Problem details — Write all of the entries out again exactly, but not the images.

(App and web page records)
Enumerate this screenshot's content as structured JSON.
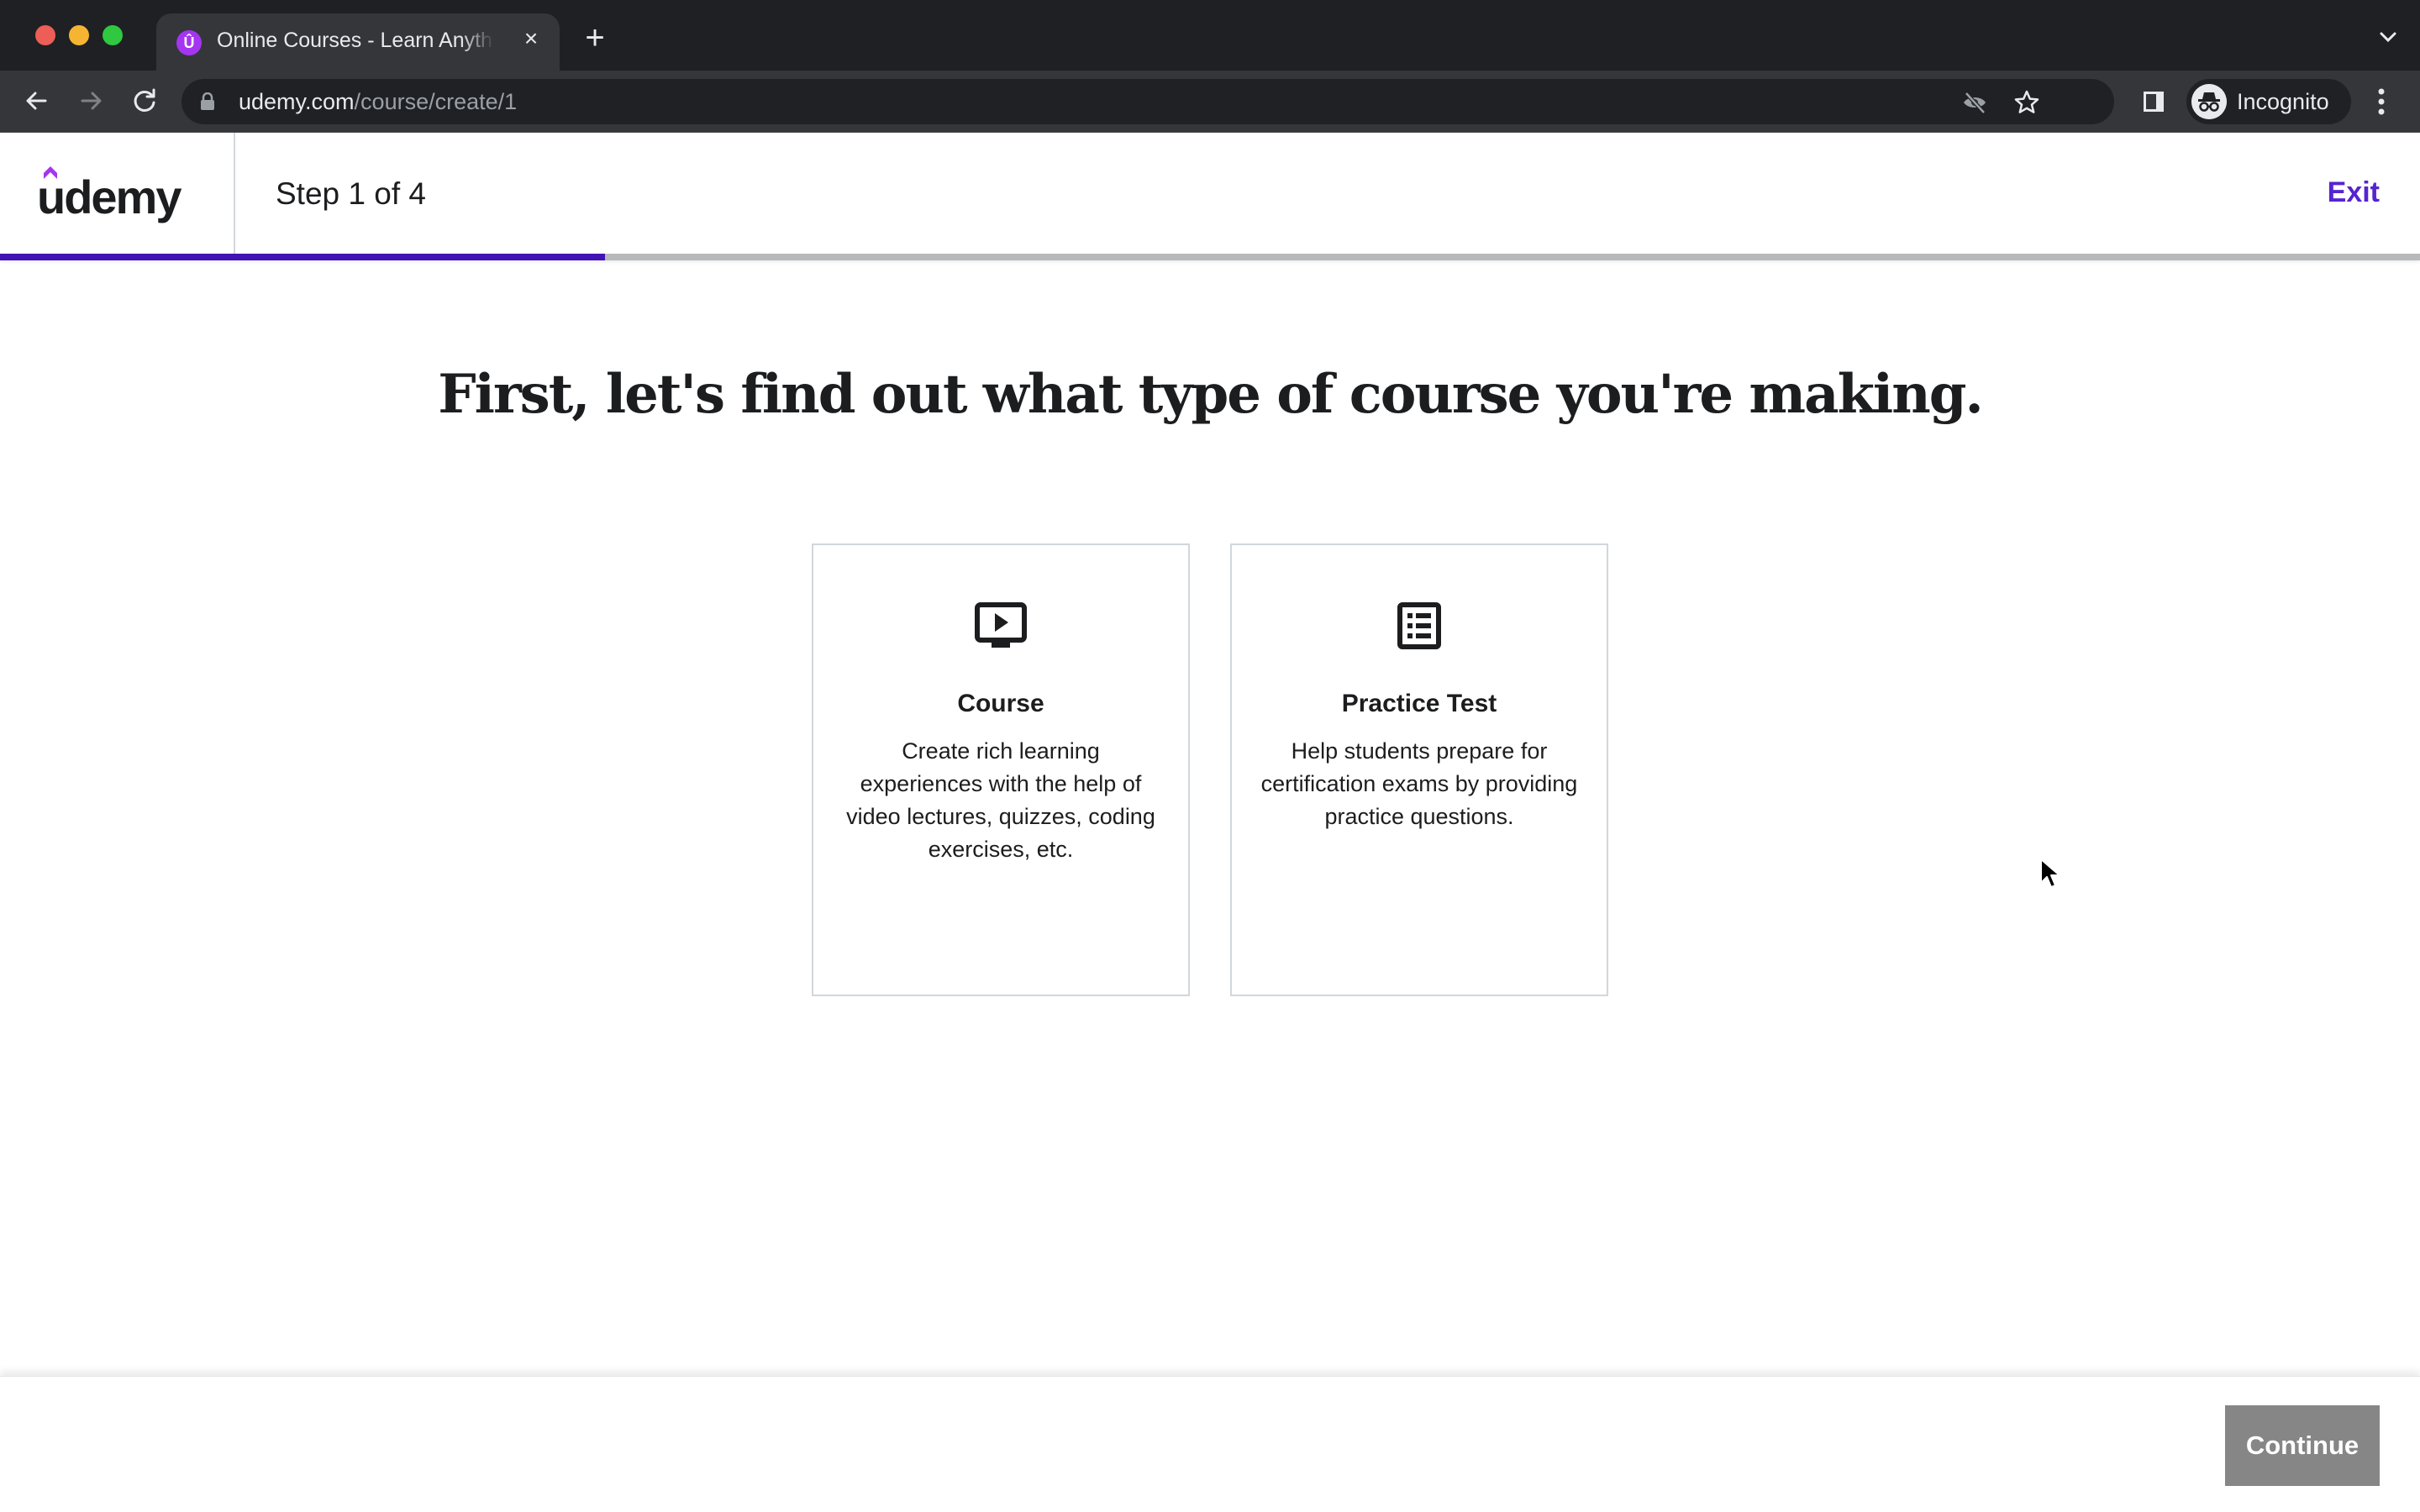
{
  "browser": {
    "tab_title": "Online Courses - Learn Anything, On Your Schedule | Udemy",
    "tab_close": "×",
    "new_tab": "+",
    "url_domain": "udemy.com",
    "url_path": "/course/create/1",
    "profile_label": "Incognito"
  },
  "header": {
    "logo_text": "udemy",
    "step_label": "Step 1 of 4",
    "exit_label": "Exit",
    "progress_percent": 25
  },
  "main": {
    "heading": "First, let's find out what type of course you're making.",
    "options": [
      {
        "icon": "video-lecture-icon",
        "title": "Course",
        "description": "Create rich learning experiences with the help of video lectures, quizzes, coding exercises, etc."
      },
      {
        "icon": "list-icon",
        "title": "Practice Test",
        "description": "Help students prepare for certification exams by providing practice questions."
      }
    ]
  },
  "footer": {
    "continue_label": "Continue"
  },
  "colors": {
    "brand_purple": "#5624d0",
    "progress_fill": "#4212b4",
    "logo_accent": "#a435f0",
    "continue_disabled": "#868686"
  }
}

Answer space —
Enumerate this screenshot's content as structured JSON.
{
  "browser": {
    "tab_title": "Online Courses - Learn Anything, On Your Schedule | Udemy",
    "tab_close": "×",
    "new_tab": "+",
    "url_domain": "udemy.com",
    "url_path": "/course/create/1",
    "profile_label": "Incognito"
  },
  "header": {
    "logo_text": "udemy",
    "step_label": "Step 1 of 4",
    "exit_label": "Exit",
    "progress_percent": 25
  },
  "main": {
    "heading": "First, let's find out what type of course you're making.",
    "options": [
      {
        "icon": "video-lecture-icon",
        "title": "Course",
        "description": "Create rich learning experiences with the help of video lectures, quizzes, coding exercises, etc."
      },
      {
        "icon": "list-icon",
        "title": "Practice Test",
        "description": "Help students prepare for certification exams by providing practice questions."
      }
    ]
  },
  "footer": {
    "continue_label": "Continue"
  },
  "colors": {
    "brand_purple": "#5624d0",
    "progress_fill": "#4212b4",
    "logo_accent": "#a435f0",
    "continue_disabled": "#868686"
  }
}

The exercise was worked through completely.